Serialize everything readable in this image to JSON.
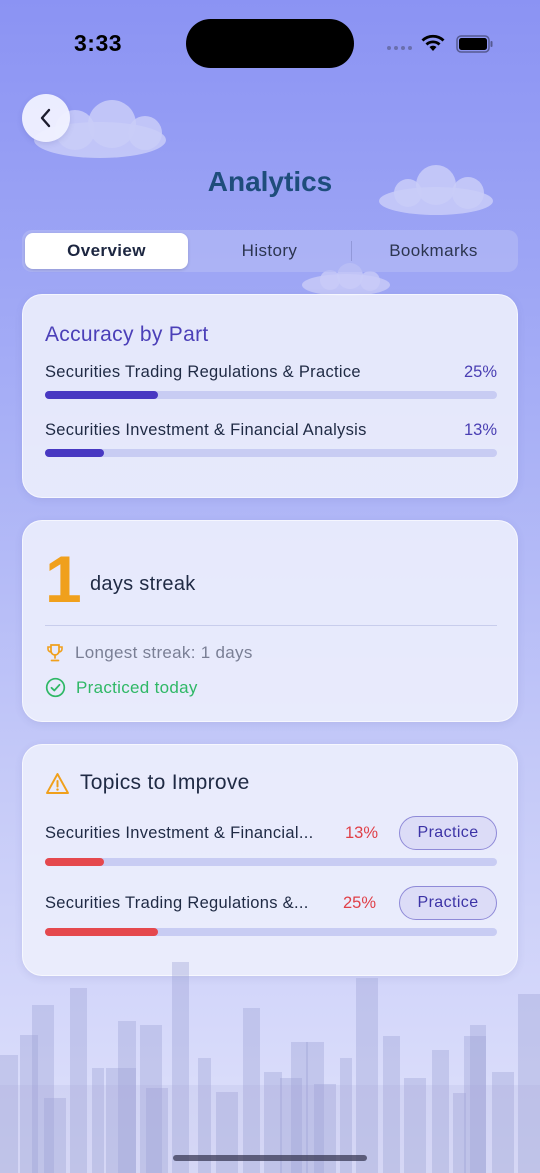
{
  "status": {
    "time": "3:33"
  },
  "header": {
    "title": "Analytics"
  },
  "tabs": [
    {
      "label": "Overview",
      "active": true
    },
    {
      "label": "History",
      "active": false
    },
    {
      "label": "Bookmarks",
      "active": false
    }
  ],
  "accuracy": {
    "title": "Accuracy by Part",
    "parts": [
      {
        "label": "Securities Trading Regulations & Practice",
        "pct": "25%",
        "value": 0.25
      },
      {
        "label": "Securities Investment & Financial Analysis",
        "pct": "13%",
        "value": 0.13
      }
    ]
  },
  "streak": {
    "count": "1",
    "label": "days streak",
    "longest": "Longest streak: 1 days",
    "today": "Practiced today"
  },
  "improve": {
    "title": "Topics to Improve",
    "topics": [
      {
        "label": "Securities Investment & Financial...",
        "pct": "13%",
        "value": 0.13,
        "button": "Practice"
      },
      {
        "label": "Securities Trading Regulations &...",
        "pct": "25%",
        "value": 0.25,
        "button": "Practice"
      }
    ]
  },
  "colors": {
    "accent": "#4838c2",
    "streak": "#f0a01c",
    "success": "#2fb866",
    "danger": "#e5484d",
    "title": "#1e4d7b"
  }
}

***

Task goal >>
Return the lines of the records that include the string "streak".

Result for this task >>
  "streak": {
    "label": "days streak",
    "longest": "Longest streak: 1 days",
    "streak": "#f0a01c",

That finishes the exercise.